1) Taya (तय) in the Prakrit language is related to the Sanskrit word: Tata.
2) Taya (तय) also relates to the Sanskrit word: Traya.
3) Tayā (तया) also relates to the Sanskrit word: Tadā.
4) Tayā (तया) also relates to the Sanskrit word: Tvac.
Prakrit is an ancient language closely associated with both Pali and Sanskrit. Jain literature is often composed in this language or sub-dialects, such as the Agamas and their commentaries which are written in Ardhamagadhi and Maharashtri Prakrit. The earliest extant texts can be dated to as early as the 4th century BCE although core portions might be older.
See also (Relevant definitions)
Starts with (+7): Tayaccu, Tayadara, Tayaguna, Tayalike, Tayam, Tayana, Tayana Sutta, Tayanamtara, Tayanata, Tayanatajabata, Tayanati, Tayani, Tayanim, Tayap, Tayara, Tayaraka, Tayari, Tayaricya Mekha, Tayarike, Tayarisu.
Ends with (+282): A-lekhani-praveshataya, Abhinayacatushtaya, Adhipatiprataya, Advitaya, Aimumtaya, Aimuttaya, Ajnacatushtaya, Akuttaya, Alattaya, Amritaditrimshanmahashantaya, Amritaya, Amtashcatushtaya, Anamtaya, Anamtaya, Anandasundarisattaya, Anantacatushtaya, Aniumtaya, Aniumttaya, Anjanatritaya, Anohattaya.
Full-text (+281): Ashtataya, Tritaya, Dvitaya, Tayap, Pramanta, Ananubhuti, Traya, Tretaya, Atyantata, Atayin, Tata, Tay, Niradhimanata, Ekakita, Tvac, Pradakshinagrahita, Tintiṇa, Parisamsthapanata, Niryatita, Nicatayaya.

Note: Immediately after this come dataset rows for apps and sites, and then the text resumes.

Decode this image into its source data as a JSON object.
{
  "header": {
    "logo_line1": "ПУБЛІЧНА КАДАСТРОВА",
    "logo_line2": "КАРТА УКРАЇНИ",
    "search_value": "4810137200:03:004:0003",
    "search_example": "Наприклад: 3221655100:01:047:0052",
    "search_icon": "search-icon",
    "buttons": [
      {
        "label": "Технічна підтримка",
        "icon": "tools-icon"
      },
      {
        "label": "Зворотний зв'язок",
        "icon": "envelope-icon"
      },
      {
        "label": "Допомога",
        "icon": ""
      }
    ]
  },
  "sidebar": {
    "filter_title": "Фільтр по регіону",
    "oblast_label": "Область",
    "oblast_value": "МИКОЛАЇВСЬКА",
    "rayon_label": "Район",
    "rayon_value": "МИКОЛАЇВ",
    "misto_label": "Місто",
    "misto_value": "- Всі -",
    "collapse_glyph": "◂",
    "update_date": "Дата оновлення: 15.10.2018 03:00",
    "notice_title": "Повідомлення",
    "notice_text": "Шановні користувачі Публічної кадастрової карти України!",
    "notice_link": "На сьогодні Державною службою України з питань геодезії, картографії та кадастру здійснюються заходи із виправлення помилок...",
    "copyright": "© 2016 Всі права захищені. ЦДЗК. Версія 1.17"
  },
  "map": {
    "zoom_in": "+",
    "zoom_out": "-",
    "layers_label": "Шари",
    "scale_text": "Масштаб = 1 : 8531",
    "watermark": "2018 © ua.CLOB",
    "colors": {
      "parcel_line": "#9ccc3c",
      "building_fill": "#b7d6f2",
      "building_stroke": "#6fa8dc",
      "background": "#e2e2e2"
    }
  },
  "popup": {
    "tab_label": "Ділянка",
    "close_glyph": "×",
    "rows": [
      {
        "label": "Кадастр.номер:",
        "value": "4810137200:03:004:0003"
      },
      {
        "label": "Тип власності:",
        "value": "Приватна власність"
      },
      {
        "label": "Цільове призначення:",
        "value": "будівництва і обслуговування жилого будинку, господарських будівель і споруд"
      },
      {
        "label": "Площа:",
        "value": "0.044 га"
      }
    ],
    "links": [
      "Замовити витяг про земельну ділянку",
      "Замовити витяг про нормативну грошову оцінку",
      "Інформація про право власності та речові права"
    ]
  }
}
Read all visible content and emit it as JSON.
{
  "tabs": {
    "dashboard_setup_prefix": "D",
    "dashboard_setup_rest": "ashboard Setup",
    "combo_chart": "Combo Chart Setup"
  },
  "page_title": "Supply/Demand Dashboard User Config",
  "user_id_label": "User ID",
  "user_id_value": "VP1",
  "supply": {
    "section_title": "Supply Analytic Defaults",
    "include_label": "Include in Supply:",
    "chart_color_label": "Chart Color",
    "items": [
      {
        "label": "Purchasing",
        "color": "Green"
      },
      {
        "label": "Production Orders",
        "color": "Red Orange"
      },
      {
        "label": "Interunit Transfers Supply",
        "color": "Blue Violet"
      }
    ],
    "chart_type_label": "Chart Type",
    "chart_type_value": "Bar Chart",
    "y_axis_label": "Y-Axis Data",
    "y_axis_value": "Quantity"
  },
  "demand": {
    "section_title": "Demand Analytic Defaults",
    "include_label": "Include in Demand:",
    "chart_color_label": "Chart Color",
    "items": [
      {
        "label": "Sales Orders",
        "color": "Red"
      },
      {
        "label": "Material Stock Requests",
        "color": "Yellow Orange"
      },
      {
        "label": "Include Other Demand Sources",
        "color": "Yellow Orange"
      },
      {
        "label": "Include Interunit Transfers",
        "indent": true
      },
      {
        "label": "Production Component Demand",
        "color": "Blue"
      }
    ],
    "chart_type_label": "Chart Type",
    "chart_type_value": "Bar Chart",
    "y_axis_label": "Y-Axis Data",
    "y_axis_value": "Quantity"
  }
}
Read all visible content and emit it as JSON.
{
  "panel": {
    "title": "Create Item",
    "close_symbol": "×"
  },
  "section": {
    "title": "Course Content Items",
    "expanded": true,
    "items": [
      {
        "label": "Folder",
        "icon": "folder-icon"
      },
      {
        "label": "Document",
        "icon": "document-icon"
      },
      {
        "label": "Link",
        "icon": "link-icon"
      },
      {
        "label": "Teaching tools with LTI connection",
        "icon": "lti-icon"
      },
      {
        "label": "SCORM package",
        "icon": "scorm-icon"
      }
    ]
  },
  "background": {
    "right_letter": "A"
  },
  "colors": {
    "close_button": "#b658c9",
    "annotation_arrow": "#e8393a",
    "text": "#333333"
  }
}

Search found 48 books and stories containing Taya, Tāya, Tāyā, Tayā; (plurals include: Tayas, Tāyas, Tāyās, Tayās). You can also click to the full overview containing English textual excerpts. Below are direct links for the most relevant articles:
Chaitanya Bhagavata (by Bhumipati Dāsa)
Verse 3.5.271 < [Chapter 5 - The Pastimes of Nityānanda]
Verse 1.14.186 < [Chapter 14 - The Lord’s Travel to East Bengal and the Disappearance of Lakṣmīpriyā]
Verse 3.7.139 < [Chapter 7 - Pastimes in Śrī Gadādhara’s Garden]
Bhajana-Rahasya (by Srila Bhaktivinoda Thakura Mahasaya)
Rig Veda (translation and commentary) (by H. H. Wilson)
Rig Veda 6.45.14 < [Sukta 45]
Rig Veda 1.22.3 < [Sukta 22]
Rig Veda 9.49.2 < [Sukta 49]
The Tattvasangraha [with commentary] (by Ganganatha Jha)
Verse 2375 < [Chapter 24b - Arguments against the reliability of the Veda (the Revealed Word)]
Verse 755 < [Chapter 13 - Examination of Sāmānya (the ‘universal’)]
Verse 296-297 < [Chapter 7 - Doctrine of the Self (ātman, ‘soul’)]
Brihad Bhagavatamrita (commentary) (by Śrī Śrīmad Bhaktivedānta Nārāyana Gosvāmī Mahārāja)